** Dataset entries follows **

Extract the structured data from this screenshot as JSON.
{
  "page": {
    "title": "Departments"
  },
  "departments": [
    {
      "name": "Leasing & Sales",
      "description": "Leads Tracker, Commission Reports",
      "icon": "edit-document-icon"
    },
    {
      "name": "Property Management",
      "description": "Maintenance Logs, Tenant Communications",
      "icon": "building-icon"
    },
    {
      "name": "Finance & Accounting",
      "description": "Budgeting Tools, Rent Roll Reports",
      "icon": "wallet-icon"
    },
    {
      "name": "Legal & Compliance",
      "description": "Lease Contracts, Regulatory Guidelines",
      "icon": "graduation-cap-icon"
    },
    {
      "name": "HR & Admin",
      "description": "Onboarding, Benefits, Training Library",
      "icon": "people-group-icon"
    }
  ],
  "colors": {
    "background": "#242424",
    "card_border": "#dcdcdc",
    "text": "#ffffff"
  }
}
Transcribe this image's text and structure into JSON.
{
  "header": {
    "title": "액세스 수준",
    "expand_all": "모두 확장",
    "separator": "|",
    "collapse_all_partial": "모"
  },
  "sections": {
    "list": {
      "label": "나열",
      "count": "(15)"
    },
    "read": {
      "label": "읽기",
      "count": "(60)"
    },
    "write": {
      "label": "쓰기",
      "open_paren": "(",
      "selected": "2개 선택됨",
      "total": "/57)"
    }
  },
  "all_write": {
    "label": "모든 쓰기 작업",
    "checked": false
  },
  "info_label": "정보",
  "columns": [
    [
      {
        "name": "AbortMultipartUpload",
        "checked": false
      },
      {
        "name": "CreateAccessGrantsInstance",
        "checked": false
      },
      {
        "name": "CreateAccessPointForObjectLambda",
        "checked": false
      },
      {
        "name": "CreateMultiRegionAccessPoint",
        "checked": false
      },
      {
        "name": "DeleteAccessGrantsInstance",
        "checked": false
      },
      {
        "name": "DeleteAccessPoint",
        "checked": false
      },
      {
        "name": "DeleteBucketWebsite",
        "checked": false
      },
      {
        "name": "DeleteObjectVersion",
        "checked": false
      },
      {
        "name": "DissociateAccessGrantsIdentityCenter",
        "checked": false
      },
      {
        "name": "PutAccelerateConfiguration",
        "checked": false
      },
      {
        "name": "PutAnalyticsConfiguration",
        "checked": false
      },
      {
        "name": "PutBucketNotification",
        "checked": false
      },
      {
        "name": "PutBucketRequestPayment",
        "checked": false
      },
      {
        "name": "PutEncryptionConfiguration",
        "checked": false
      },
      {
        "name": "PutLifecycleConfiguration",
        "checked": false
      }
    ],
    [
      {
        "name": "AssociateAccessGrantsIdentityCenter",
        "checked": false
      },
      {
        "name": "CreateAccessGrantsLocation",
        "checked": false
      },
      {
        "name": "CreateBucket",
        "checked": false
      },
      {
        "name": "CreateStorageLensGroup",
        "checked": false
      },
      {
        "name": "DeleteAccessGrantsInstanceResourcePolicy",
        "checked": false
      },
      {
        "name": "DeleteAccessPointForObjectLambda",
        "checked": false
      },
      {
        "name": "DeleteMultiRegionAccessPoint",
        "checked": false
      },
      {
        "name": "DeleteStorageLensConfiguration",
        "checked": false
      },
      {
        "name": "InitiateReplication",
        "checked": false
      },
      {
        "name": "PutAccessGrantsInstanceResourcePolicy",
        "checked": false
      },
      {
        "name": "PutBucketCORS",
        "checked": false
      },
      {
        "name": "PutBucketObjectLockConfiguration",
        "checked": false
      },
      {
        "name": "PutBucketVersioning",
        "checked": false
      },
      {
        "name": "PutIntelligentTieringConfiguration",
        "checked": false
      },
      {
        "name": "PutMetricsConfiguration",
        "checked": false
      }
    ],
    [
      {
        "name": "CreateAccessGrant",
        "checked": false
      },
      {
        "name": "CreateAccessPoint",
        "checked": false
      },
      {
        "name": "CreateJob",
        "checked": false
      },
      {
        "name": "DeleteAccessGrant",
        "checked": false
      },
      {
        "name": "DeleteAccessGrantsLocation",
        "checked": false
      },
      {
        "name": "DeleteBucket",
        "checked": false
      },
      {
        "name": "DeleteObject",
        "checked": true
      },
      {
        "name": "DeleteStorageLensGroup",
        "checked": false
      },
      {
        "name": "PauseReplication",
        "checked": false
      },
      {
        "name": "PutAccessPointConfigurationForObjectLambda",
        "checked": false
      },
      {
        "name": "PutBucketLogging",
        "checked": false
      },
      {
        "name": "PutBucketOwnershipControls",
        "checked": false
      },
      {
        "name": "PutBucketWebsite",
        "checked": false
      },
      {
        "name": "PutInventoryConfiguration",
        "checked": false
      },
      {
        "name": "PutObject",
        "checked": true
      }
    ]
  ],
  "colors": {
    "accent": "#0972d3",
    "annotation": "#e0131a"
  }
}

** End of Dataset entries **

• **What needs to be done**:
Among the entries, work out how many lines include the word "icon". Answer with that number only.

• **Completed task**:
5